Robin- Just recently I started to drink wine, maybe 3 years now. So that does not make me an expert by far. But when I started I made it a point to drink native wine-meaning California like Napa and Sonoma. (I also liked the way CA stuck it to the French in so many taste tests.) I didn't realize I was being greener for that decision, I just wanted to keep it local. I have always lived in CA. If you don't live here I heard NY, WA and OR have been known to produce good wines. And in some blogs I read the writers are drinking their local wine, wherever they live. I am lucky to live in a town that produces its own wine and it is so fun to be able to visit and do tastings at the winery. If you are able to visit the winery I highly recommend it!
Now with the box. I am proud of you. Stick with the bottle. Why? Almost all glass is recycled into new glass. Plastic is not. And what number plastic is it? Can it be recycled in your area? And plastic in general leaks toxins into the food it holds. And to me, every time we buy something plastic we are saying that it is ok to make even more plastic. If I get a choice I buy anything but plastic. "Plastic" is the new four letter word.
If you are worried about your carbon footprint when you buy glass bottles just buy a case. Then it only travels once.
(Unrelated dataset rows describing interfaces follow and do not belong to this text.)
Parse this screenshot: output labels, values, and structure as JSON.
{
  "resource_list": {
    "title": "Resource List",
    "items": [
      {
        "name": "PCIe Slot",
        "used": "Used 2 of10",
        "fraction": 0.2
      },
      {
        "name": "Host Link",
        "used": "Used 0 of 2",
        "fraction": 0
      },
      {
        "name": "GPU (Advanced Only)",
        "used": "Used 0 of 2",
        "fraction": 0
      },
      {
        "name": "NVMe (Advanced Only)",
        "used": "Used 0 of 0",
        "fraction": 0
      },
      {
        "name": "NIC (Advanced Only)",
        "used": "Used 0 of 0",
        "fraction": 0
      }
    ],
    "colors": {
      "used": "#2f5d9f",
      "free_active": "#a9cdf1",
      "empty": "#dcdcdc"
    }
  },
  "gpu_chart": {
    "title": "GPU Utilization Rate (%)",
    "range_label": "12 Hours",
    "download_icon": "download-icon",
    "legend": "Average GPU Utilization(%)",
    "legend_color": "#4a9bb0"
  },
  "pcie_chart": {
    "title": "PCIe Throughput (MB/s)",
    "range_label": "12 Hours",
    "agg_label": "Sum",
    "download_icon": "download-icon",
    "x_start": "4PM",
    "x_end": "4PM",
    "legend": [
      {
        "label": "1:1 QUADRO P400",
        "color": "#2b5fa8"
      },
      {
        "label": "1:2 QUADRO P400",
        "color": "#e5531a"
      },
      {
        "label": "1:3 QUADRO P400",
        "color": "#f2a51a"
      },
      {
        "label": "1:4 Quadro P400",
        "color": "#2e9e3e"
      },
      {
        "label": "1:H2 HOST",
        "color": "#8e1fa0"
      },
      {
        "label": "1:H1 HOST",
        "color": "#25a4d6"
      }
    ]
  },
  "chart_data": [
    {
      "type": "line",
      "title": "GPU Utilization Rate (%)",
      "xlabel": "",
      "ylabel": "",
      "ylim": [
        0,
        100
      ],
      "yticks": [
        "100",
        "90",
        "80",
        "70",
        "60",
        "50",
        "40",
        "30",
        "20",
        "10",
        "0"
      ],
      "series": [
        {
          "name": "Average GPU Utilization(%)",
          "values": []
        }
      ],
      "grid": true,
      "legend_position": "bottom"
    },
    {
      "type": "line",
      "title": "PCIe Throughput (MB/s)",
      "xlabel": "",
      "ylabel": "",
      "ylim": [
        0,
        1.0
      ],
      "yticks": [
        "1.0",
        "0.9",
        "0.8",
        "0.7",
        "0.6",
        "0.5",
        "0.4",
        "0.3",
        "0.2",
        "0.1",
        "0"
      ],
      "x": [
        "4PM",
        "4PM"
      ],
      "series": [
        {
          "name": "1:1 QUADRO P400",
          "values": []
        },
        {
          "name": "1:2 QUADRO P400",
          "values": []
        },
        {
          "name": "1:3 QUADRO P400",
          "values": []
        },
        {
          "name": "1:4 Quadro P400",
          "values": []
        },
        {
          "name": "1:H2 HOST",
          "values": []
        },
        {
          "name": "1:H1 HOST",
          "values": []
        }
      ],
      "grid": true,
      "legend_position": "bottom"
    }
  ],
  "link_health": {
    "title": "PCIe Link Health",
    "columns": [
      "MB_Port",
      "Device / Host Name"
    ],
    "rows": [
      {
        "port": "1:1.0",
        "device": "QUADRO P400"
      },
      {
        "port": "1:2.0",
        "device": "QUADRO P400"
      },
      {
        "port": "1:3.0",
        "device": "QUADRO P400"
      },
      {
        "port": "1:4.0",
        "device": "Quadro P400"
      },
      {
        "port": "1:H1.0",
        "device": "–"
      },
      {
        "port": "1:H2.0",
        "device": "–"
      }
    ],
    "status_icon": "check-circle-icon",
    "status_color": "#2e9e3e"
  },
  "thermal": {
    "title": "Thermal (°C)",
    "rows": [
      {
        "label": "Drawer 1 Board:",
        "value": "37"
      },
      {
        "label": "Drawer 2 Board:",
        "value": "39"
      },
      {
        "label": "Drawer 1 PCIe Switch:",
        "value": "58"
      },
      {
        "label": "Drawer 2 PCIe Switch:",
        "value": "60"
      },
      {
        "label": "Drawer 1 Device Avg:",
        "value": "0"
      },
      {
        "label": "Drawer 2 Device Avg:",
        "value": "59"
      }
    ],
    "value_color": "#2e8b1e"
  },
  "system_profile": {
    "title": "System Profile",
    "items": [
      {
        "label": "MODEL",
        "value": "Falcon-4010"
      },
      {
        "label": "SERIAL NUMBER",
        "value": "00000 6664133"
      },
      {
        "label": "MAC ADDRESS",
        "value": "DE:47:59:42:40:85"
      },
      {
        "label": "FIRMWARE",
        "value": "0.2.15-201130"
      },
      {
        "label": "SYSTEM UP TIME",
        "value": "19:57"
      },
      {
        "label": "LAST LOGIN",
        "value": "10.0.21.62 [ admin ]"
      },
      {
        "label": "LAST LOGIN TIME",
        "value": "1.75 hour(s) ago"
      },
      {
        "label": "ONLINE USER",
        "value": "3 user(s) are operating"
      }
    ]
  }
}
Store it because wine only gets better with age.

Robin Shreeves said...

You're so fortunate to live near Napa Valley. We do have some wineries in the area, and the friend I mention in the post, Susan, and I have done a bit of checking them out, but this region just doesn't produce really good wine.

So for now, I'll keep trying organic wines (still haven't found a keeper yet - maybe it's because I won't pay more than $12/bottle).